Try it
The answer must consist of each line of the records below that contains the string "time".

Saved data entries:
***
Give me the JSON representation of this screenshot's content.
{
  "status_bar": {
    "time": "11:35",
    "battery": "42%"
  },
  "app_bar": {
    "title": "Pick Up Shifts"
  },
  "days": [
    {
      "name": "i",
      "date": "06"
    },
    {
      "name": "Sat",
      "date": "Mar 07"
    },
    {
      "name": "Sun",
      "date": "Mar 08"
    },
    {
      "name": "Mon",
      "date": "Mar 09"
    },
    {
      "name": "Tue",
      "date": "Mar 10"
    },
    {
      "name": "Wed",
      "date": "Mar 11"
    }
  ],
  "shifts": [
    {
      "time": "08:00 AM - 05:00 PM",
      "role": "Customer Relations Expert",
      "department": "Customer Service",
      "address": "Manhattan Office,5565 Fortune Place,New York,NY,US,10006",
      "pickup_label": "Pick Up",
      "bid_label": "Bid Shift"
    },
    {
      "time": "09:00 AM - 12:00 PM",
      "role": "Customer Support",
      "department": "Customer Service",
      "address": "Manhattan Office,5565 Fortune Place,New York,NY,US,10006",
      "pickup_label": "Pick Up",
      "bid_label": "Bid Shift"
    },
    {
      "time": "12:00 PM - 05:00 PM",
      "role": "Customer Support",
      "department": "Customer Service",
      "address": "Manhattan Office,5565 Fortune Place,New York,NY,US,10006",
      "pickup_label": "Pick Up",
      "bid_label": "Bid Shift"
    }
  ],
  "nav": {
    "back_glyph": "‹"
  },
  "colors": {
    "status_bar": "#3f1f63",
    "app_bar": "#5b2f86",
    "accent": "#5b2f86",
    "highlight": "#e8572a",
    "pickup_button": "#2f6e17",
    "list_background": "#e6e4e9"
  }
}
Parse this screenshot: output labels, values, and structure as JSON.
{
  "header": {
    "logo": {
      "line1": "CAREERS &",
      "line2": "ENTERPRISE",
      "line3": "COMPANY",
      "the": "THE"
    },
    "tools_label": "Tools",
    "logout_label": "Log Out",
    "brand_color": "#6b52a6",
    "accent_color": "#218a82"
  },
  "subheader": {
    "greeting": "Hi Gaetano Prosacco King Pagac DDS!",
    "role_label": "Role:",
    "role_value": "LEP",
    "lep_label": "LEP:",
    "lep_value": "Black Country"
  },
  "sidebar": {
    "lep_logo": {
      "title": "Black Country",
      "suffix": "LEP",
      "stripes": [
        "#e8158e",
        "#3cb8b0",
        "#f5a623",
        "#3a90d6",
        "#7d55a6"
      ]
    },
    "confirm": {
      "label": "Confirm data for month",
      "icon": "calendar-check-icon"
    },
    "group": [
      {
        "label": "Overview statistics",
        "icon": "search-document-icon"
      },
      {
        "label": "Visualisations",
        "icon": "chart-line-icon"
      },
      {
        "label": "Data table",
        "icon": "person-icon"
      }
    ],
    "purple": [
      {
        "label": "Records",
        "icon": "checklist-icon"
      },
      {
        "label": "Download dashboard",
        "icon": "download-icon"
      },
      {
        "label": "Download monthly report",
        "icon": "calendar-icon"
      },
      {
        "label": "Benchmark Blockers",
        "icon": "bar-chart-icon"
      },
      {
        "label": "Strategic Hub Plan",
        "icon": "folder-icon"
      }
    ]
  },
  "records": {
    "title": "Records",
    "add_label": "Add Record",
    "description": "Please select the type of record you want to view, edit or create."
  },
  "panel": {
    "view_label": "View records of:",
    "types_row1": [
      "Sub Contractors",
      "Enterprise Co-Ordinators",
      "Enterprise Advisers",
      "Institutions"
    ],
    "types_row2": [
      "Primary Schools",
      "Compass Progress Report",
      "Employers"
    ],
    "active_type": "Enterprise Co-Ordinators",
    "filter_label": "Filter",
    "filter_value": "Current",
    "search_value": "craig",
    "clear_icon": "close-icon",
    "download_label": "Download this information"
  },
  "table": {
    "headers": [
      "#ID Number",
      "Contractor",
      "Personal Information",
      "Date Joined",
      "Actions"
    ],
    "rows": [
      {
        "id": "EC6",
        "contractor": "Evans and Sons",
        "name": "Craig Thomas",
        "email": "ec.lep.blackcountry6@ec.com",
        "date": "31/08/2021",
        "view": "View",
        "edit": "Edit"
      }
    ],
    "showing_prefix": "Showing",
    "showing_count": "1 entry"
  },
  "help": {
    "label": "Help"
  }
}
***
Task result
    "time": "11:35",
      "time": "08:00 AM - 05:00 PM",
      "time": "09:00 AM - 12:00 PM",
      "time": "12:00 PM - 05:00 PM",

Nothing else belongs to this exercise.